    Hahaha

    Sep 26, 2003
    Olympia, WA USA
    There is a casino in town that has a large brick wall opposite the band. The only bands that sound good in that room are the ones that use electronic drums. Live drums sound terrible there.

    I didn't care for electronic drums twenty or thirty years ago, but they have improved since then. I like them now, especially on small stages.
     
  7. SteveC

    SteveC Moderator Staff Member Supporting Member

    Nov 12, 2004
    North Dakota
    The drummer I play with these days uses a Roland TD-30 and nicer pads and cymbals. When you know what you're doing and get it set right (especially separate direct outs for each pad/trigger not summed stereo - that was a HUGE difference for him) and someone who can play them (just like acoustic really) they can be really good - especially in a IEM/DI situation. We do it at church and for a cover band. Great control over everything. He was a bit hesitant at first but is really liking it now - as are the rest of us.
     
    peterpalmieri likes this.
  8. abarson

    abarson

    Nov 6, 2003
    Santa Cruz
    Our previous drummer had a Roland kit, which I hated because they seemed to mis-trigger and ruin the beat. On a regular trap set we never had that issue.
    I think he finally found the problem, but by then we'd moved on to our new drummer.
     
  9. Bullitt5135

    Bullitt5135

    Nov 16, 2010
    SE Michigan
    My drummer has the top-of-the-line Roland kit, and for the most part, I prefer it over an acoustic kit. Master volume control is a wonderful thing. The problem I'm having is the drummer likes to change the "voice" of his kit from songs to song. Sometimes it's the the "Rock" kit, sometimes it's the "Garage" kit, sometimes it's the "Reggae" kit, etc. The kits aren't mixed and EQ'd the same, so some songs sound great, and others are either too loud or too quiet. At a recent gig, my daughter noticed that the snare dropped out drastically on some songs. In some cases, my bass tone gets buried by the drums. I wish he would just dial in a kit and leave it alone.
     
    SteveC likes this.
  10. zontar

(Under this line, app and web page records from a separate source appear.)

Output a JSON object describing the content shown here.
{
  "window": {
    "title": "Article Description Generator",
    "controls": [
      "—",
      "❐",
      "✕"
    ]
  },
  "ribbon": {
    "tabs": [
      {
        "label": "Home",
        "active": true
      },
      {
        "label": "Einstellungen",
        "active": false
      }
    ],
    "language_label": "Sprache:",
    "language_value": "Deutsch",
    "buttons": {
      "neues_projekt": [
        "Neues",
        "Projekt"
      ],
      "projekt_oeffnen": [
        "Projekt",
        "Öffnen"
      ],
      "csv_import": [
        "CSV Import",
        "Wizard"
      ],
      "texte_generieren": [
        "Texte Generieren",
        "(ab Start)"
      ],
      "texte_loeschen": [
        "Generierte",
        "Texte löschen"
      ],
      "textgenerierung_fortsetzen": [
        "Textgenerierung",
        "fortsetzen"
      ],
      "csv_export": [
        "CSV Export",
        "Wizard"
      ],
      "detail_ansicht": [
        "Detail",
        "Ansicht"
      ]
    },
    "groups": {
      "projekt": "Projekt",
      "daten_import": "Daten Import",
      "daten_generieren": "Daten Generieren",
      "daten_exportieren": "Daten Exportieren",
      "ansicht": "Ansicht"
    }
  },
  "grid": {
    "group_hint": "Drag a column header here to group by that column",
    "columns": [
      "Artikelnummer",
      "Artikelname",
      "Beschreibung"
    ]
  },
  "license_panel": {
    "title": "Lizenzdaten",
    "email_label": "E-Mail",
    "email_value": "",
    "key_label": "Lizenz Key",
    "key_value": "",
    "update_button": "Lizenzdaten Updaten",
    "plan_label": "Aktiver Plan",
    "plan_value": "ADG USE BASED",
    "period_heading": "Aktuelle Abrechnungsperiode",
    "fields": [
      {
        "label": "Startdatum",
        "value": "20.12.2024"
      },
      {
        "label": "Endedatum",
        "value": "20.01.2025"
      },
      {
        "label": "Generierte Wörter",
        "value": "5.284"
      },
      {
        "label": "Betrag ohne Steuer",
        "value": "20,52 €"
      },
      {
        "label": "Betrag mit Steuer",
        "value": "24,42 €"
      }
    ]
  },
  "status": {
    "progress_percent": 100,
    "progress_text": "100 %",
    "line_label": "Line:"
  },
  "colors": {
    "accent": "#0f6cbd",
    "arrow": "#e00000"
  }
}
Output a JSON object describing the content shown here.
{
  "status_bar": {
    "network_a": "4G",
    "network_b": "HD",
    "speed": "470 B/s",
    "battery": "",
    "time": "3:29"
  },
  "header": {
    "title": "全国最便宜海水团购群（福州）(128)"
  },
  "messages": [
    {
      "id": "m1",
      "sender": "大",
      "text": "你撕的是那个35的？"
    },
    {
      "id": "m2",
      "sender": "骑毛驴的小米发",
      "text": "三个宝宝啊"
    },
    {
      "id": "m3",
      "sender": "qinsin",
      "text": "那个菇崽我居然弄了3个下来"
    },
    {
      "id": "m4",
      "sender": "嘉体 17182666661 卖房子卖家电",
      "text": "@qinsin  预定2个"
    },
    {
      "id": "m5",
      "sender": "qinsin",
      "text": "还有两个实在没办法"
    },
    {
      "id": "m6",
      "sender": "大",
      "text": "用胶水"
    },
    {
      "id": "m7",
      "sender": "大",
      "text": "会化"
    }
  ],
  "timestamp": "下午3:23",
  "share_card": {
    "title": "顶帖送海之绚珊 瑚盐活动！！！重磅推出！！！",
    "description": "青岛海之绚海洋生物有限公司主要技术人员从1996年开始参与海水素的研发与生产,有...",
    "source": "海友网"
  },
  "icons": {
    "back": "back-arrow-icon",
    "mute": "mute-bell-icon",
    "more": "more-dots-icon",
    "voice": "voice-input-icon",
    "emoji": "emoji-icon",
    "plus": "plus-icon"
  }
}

    zontar

    Feb 19, 2014
    J-5
    It depends on the drum set, the settings, the drummer & the sound system.
    I saw a student band recital where one of the bands had a drummer with an electronic set--the guy was good,, but he was playing trough an old tinny guitar amp--which may have worked for some guitar applications--but ruined the drum sound--so you need a good amp/pa/something for live performances (& possibly recording)
     
    SteveC likes this.
  11. SteveC

    SteveC Moderator Staff Member Supporting Member

    Nov 12, 2004
    North Dakota
    Yeah, if they all aren't set that would suck. Our drummer uses the studio kit 99% of the time and doesn't change mid-gig.

    Definitely. We go DI to a big FOH/IEM system. Sounds amazing - especially when you have individual outs for each pad.
     
    zontar likes this.
  12. First drummer in the band I've been playing with for the last five years used triggers - he wouldn't hit loud enough because he was so used to playing in churches too. Great drummer, but yeah.
     
  13. JJR58

    JJR58 Dirty Birds Supporting Member


    Similar scenario myself back in PDX some time ago.
    Club had no amps, not allowed to use your own amps, just the PA/monitors, electronic drums.
    Best sound ever for a live show, As Peter stated, full control over volume/mix, the house gear was top notch, and so was the sound man.
     
    peterpalmieri likes this.